01840: Health Implications of Early Spay/Neuter on Canine Health 2017-10-04T18:40:31+00:00

01840: Health Implications of Early Spay/Neuter on Canine Health

The effects of neutering at various ages are also examined with regard to mammary cancer, urinary incontinence, and pyometra in females.
The research over the past year covers the popular German Shepherd Dog, the most important military and police canine.
German Shepherd Dog

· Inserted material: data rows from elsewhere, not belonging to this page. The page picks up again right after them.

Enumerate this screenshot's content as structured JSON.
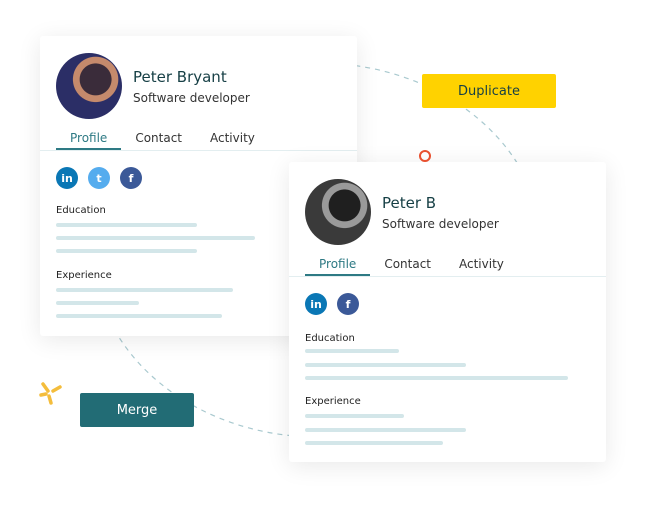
{
  "actions": {
    "duplicate_label": "Duplicate",
    "merge_label": "Merge"
  },
  "colors": {
    "accent": "#2e7a84",
    "duplicate_bg": "#ffd200",
    "merge_bg": "#226c75",
    "marker": "#e8502f",
    "spark": "#f4bd3c"
  },
  "cards": [
    {
      "name": "Peter Bryant",
      "role": "Software developer",
      "tabs": [
        "Profile",
        "Contact",
        "Activity"
      ],
      "active_tab": "Profile",
      "social": [
        "linkedin-icon",
        "twitter-icon",
        "facebook-icon"
      ],
      "sections": [
        "Education",
        "Experience"
      ]
    },
    {
      "name": "Peter B",
      "role": "Software developer",
      "tabs": [
        "Profile",
        "Contact",
        "Activity"
      ],
      "active_tab": "Profile",
      "social": [
        "linkedin-icon",
        "facebook-icon"
      ],
      "sections": [
        "Education",
        "Experience"
      ]
    }
  ]
}
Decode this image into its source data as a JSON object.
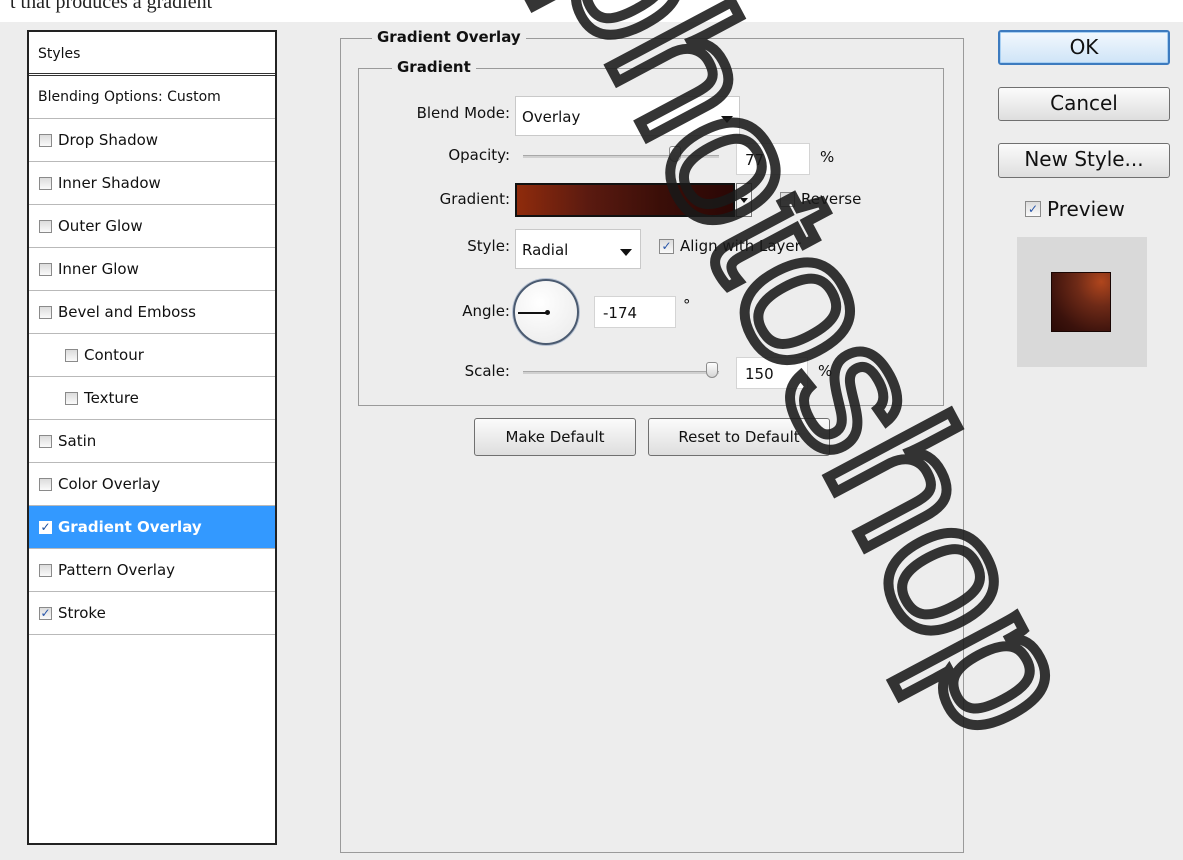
{
  "page_header_fragment": "t that produces a gradient",
  "styles_panel": {
    "title": "Styles",
    "blending_options": "Blending Options: Custom",
    "items": [
      {
        "label": "Drop Shadow",
        "checked": false
      },
      {
        "label": "Inner Shadow",
        "checked": false
      },
      {
        "label": "Outer Glow",
        "checked": false
      },
      {
        "label": "Inner Glow",
        "checked": false
      },
      {
        "label": "Bevel and Emboss",
        "checked": false
      },
      {
        "label": "Contour",
        "checked": false
      },
      {
        "label": "Texture",
        "checked": false
      },
      {
        "label": "Satin",
        "checked": false
      },
      {
        "label": "Color Overlay",
        "checked": false
      },
      {
        "label": "Gradient Overlay",
        "checked": true,
        "selected": true
      },
      {
        "label": "Pattern Overlay",
        "checked": false
      },
      {
        "label": "Stroke",
        "checked": true
      }
    ]
  },
  "gradient_overlay": {
    "section_title": "Gradient Overlay",
    "group_title": "Gradient",
    "blend_mode": {
      "label": "Blend Mode:",
      "value": "Overlay"
    },
    "opacity": {
      "label": "Opacity:",
      "value": "77",
      "unit": "%",
      "fraction": 0.77
    },
    "gradient": {
      "label": "Gradient:",
      "stops": [
        "#8f2b0c",
        "#5a1a10",
        "#3a0e08",
        "#2b0705"
      ]
    },
    "reverse": {
      "label": "Reverse",
      "checked": false
    },
    "style": {
      "label": "Style:",
      "value": "Radial"
    },
    "align_with_layer": {
      "label": "Align with Layer",
      "checked": true
    },
    "angle": {
      "label": "Angle:",
      "value": "-174",
      "unit": "°"
    },
    "scale": {
      "label": "Scale:",
      "value": "150",
      "unit": "%",
      "fraction": 1.0
    },
    "make_default": "Make Default",
    "reset_to_default": "Reset to Default"
  },
  "dialog_buttons": {
    "ok": "OK",
    "cancel": "Cancel",
    "new_style": "New Style...",
    "preview": {
      "label": "Preview",
      "checked": true
    }
  },
  "watermark": "photoshop",
  "colors": {
    "selection": "#3399ff",
    "preview_swatch": "#5a1d10"
  }
}
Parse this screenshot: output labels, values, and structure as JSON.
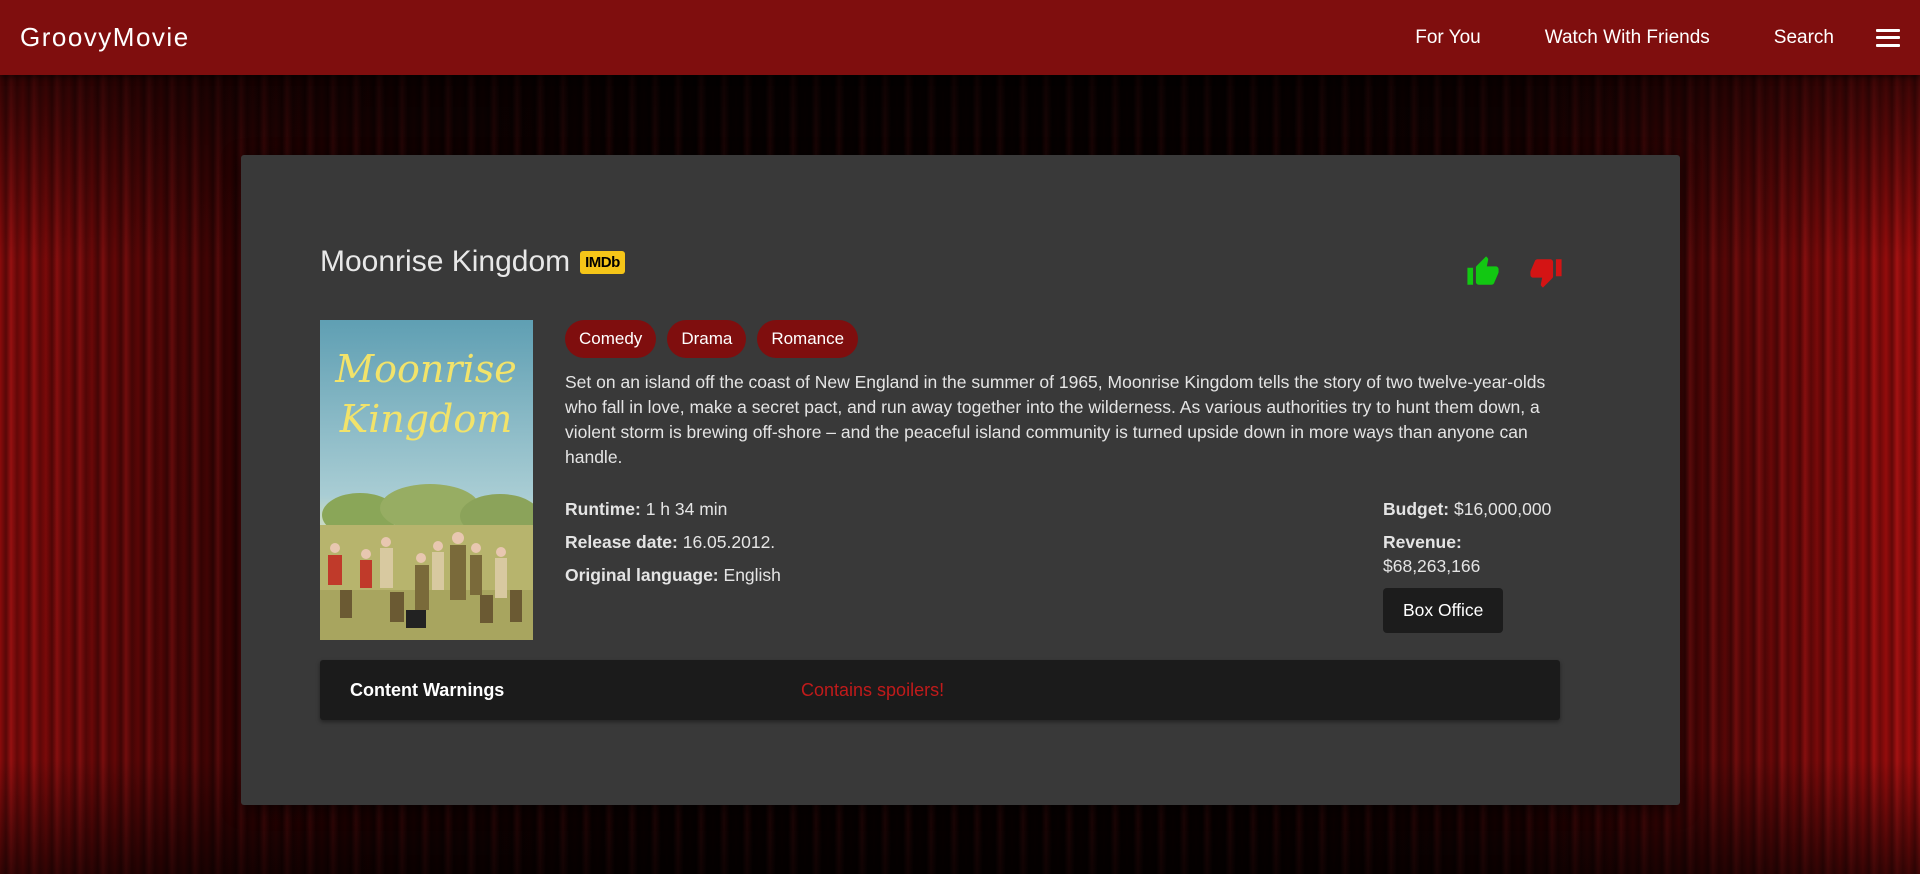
{
  "header": {
    "brand": "GroovyMovie",
    "nav": [
      {
        "label": "For You"
      },
      {
        "label": "Watch With Friends"
      },
      {
        "label": "Search"
      }
    ],
    "menu_icon": "hamburger-menu-icon"
  },
  "movie": {
    "title": "Moonrise Kingdom",
    "imdb_label": "IMDb",
    "poster_title_line1": "Moonrise",
    "poster_title_line2": "Kingdom",
    "genres": [
      "Comedy",
      "Drama",
      "Romance"
    ],
    "description": "Set on an island off the coast of New England in the summer of 1965, Moonrise Kingdom tells the story of two twelve-year-olds who fall in love, make a secret pact, and run away together into the wilderness. As various authorities try to hunt them down, a violent storm is brewing off-shore – and the peaceful island community is turned upside down in more ways than anyone can handle.",
    "facts_left": [
      {
        "label": "Runtime:",
        "value": "1 h 34 min"
      },
      {
        "label": "Release date:",
        "value": "16.05.2012."
      },
      {
        "label": "Original language:",
        "value": "English"
      }
    ],
    "facts_right": [
      {
        "label": "Budget:",
        "value": "$16,000,000"
      },
      {
        "label": "Revenue:",
        "value": "$68,263,166"
      }
    ],
    "box_office_label": "Box Office"
  },
  "votes": {
    "like_icon": "thumbs-up-icon",
    "dislike_icon": "thumbs-down-icon",
    "like_color": "#12c812",
    "dislike_color": "#d41414"
  },
  "warnings": {
    "label": "Content Warnings",
    "spoiler_text": "Contains spoilers!"
  },
  "colors": {
    "header_bg": "#7f0e0e",
    "card_bg": "#393939",
    "tag_bg": "#7f0e0e",
    "imdb_yellow": "#f5c518",
    "spoiler_red": "#c01b1b"
  }
}
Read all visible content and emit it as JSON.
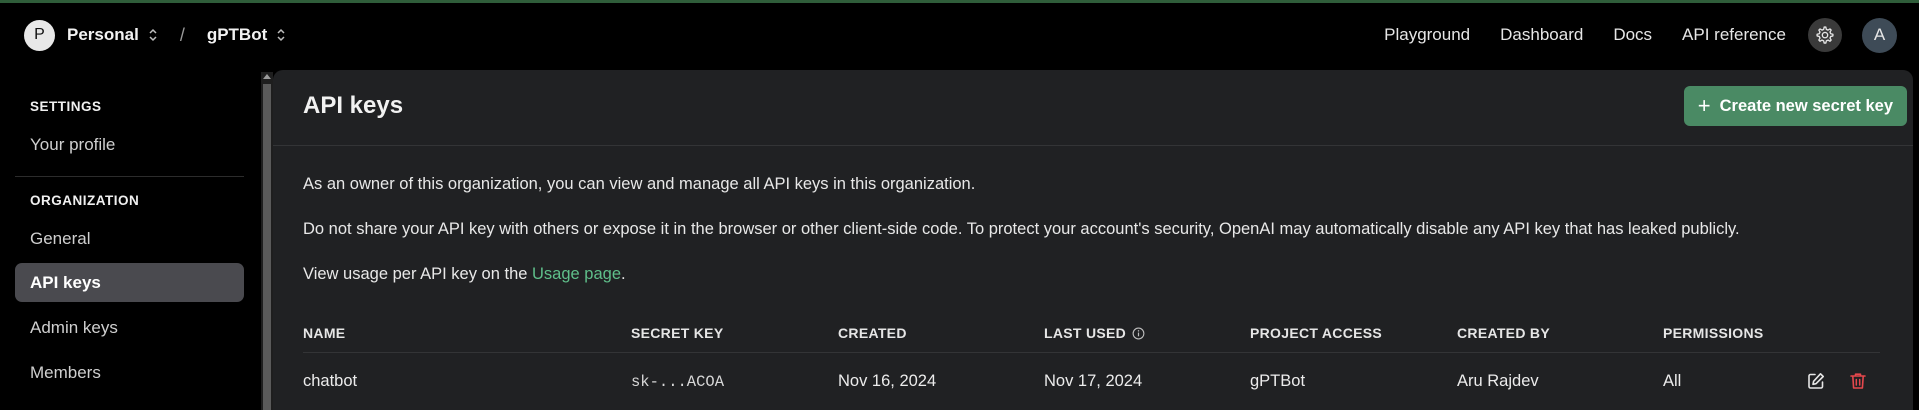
{
  "header": {
    "org_initial": "P",
    "org_name": "Personal",
    "separator": "/",
    "project_name": "gPTBot",
    "nav": [
      "Playground",
      "Dashboard",
      "Docs",
      "API reference"
    ],
    "user_initial": "A"
  },
  "sidebar": {
    "settings_heading": "SETTINGS",
    "your_profile": "Your profile",
    "org_heading": "ORGANIZATION",
    "items": [
      "General",
      "API keys",
      "Admin keys",
      "Members"
    ],
    "active": "API keys"
  },
  "main": {
    "title": "API keys",
    "create_button": "Create new secret key",
    "para1": "As an owner of this organization, you can view and manage all API keys in this organization.",
    "para2": "Do not share your API key with others or expose it in the browser or other client-side code. To protect your account's security, OpenAI may automatically disable any API key that has leaked publicly.",
    "para3_prefix": "View usage per API key on the ",
    "para3_link": "Usage page",
    "para3_suffix": "."
  },
  "table": {
    "columns": [
      "NAME",
      "SECRET KEY",
      "CREATED",
      "LAST USED",
      "PROJECT ACCESS",
      "CREATED BY",
      "PERMISSIONS"
    ],
    "rows": [
      {
        "name": "chatbot",
        "secret_key": "sk-...ACOA",
        "created": "Nov 16, 2024",
        "last_used": "Nov 17, 2024",
        "project_access": "gPTBot",
        "created_by": "Aru Rajdev",
        "permissions": "All"
      }
    ]
  },
  "colors": {
    "accent_green": "#4a8a64",
    "link_green": "#5fbf8a",
    "delete_red": "#e5484d",
    "panel_bg": "#202123"
  },
  "icons": [
    "chevron-updown-icon",
    "gear-icon",
    "plus-icon",
    "info-icon",
    "edit-icon",
    "trash-icon"
  ]
}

We found that 7% of intact males and 5% of intact females were diagnosed with one or more joint disorders. But neutering in either sex at less than 6 months, or between 6 months and 11 months, increased the incidence of one or more joint disorders by 3-fold over that of the intact dogs, resulting in as high as 22% of dogs having a joint disorder. The occurrence of the cancers we followed in this breed was especially low in the intact males and females – 3% or less – and was not affected in either sex by neutering. Urinary incontinence, a very inconvenient problem in some females, did not occur in any intact females, but got as high as 7% in females neutered in the first year.
German Shepherd, Bottom Line
Delaying neutering and spaying (if done) in German Shepherd Dogs until they are at least 1 year old markedly reduces the likelihood of one or more disabling joint disorders. Delaying spaying of females beyond 1 year also reduces the chance of urinary incontinence, while not increasing the chance of mammary cancer.